There’s a time and a place to drink gallingly black instant coffee from a plastic cup, and it’s here and now, at the Marasha Reserve, sitting on a wooden dock and looking out across the lake. The sun is just glimpsing over the tops of the tall, green trees, the breeze is still cool and causing the water to ripple like the skin of an octogenarian’s hand. Sharp, squawking parrots cut the morning’s silence, while fat red birds with pompous blue crests on their heads warble from branch to branch.
Carlos, our guide, has just speared a fish, and he holds it out for us to see. The prongs slit cleanly through its silvery side, and its useless, flapping gills are panting. Inside is ruffling the most gorgeous red. Soon, it will be deep fried and eaten for breakfast with crisp arepas, scrambled eggs and milky hot chocolate.
For weeks before my trip, people had been telling me how dangerous the Amazon was, and I’d been properly worried. There’d be mosquitoes carrying yellow fever and dengue, malarial and parasitic water, deadly frogs and spiders, poisonous trees and fruits, snakes that swallow you whole and alligators prepped to pounce.
But the longer we spent in the Amazon, the less likely it seemed to kill me. In Leticia, Colombia’s main outpost before the wild, the city droned with beat-up motorcycles, a soothing hum in the relaxed, tropical atmosphere. The pastel streets were full of open storefronts selling neon plastic junk, beachwear, and souvenirs, and men and women manning little metal carts with kebabs and hot dogs, sweet fresh juices and fried empanadas for sale.

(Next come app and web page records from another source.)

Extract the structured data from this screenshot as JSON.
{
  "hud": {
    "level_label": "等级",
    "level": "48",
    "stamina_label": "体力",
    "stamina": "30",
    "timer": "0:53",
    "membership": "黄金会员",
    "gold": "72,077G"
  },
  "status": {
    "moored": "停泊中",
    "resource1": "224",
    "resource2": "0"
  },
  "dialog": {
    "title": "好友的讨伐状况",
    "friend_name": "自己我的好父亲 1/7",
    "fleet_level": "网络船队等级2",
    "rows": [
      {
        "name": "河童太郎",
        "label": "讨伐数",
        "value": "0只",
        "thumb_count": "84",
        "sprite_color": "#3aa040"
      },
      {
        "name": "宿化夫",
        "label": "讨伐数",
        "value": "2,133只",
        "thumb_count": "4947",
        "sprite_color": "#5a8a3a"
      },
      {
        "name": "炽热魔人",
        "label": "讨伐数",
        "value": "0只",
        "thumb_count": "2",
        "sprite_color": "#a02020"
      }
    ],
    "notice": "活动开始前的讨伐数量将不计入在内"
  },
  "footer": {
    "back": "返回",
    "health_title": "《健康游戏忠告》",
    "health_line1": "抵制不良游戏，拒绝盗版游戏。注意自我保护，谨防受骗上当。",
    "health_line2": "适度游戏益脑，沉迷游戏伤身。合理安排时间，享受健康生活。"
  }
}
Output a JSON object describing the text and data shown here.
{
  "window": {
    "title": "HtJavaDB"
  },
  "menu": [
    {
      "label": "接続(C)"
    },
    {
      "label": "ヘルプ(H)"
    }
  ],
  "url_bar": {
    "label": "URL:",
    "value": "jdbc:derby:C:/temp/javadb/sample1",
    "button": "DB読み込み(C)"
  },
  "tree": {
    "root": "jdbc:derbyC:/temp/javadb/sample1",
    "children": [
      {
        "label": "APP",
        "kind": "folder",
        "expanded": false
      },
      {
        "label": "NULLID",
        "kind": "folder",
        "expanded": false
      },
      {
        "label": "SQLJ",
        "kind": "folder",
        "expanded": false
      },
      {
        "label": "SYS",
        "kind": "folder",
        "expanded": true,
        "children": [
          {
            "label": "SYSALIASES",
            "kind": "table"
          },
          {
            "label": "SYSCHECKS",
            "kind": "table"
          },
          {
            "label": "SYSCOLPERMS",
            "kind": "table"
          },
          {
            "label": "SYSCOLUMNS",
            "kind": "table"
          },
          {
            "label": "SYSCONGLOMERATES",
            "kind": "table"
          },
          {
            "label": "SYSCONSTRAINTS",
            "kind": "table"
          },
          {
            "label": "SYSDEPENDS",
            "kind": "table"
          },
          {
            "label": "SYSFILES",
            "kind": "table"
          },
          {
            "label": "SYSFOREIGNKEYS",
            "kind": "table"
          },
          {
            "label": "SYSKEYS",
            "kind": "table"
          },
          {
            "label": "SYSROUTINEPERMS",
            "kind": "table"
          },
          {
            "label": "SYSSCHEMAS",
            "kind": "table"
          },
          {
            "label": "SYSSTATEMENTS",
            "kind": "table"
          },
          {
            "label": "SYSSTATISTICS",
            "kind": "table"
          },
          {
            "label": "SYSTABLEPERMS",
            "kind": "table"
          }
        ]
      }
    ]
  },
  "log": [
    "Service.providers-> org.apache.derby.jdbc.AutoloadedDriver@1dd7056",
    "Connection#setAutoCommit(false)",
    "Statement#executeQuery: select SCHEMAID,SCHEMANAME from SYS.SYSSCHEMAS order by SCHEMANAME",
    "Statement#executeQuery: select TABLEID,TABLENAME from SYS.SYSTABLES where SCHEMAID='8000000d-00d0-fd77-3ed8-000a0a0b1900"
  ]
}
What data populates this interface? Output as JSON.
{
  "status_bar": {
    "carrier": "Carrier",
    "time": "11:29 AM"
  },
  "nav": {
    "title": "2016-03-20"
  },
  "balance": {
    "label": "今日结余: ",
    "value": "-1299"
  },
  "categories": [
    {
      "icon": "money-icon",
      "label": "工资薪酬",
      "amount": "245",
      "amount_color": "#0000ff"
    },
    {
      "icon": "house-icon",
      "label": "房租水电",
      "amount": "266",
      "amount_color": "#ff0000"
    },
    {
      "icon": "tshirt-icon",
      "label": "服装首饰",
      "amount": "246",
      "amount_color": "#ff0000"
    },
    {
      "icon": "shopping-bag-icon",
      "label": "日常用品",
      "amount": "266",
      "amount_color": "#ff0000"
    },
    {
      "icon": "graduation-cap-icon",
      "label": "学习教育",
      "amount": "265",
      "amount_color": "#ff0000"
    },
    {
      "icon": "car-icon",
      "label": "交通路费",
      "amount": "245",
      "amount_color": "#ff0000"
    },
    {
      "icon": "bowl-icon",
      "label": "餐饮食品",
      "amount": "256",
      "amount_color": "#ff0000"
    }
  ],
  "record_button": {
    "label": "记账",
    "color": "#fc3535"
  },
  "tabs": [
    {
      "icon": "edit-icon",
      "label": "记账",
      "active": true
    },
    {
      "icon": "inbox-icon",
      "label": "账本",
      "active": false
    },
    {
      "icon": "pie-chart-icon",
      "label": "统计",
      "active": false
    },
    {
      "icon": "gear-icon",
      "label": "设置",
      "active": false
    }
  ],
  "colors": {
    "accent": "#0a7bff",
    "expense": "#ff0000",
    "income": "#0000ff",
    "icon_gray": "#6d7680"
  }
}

Stray dogs lounged on every corner, and though they were mangy and beat-up-looking, they didn’t give a second glace as you stepped over or around them.
As in much of Colombia, the restaurants all offered a daily plate lunch: Fried fish or grilled meat served with platanos, rice, beans, and yucca, and always accompanied by freshly pressed natural juice and a soup made with yesterday’s leftovers. » Continue reading this post...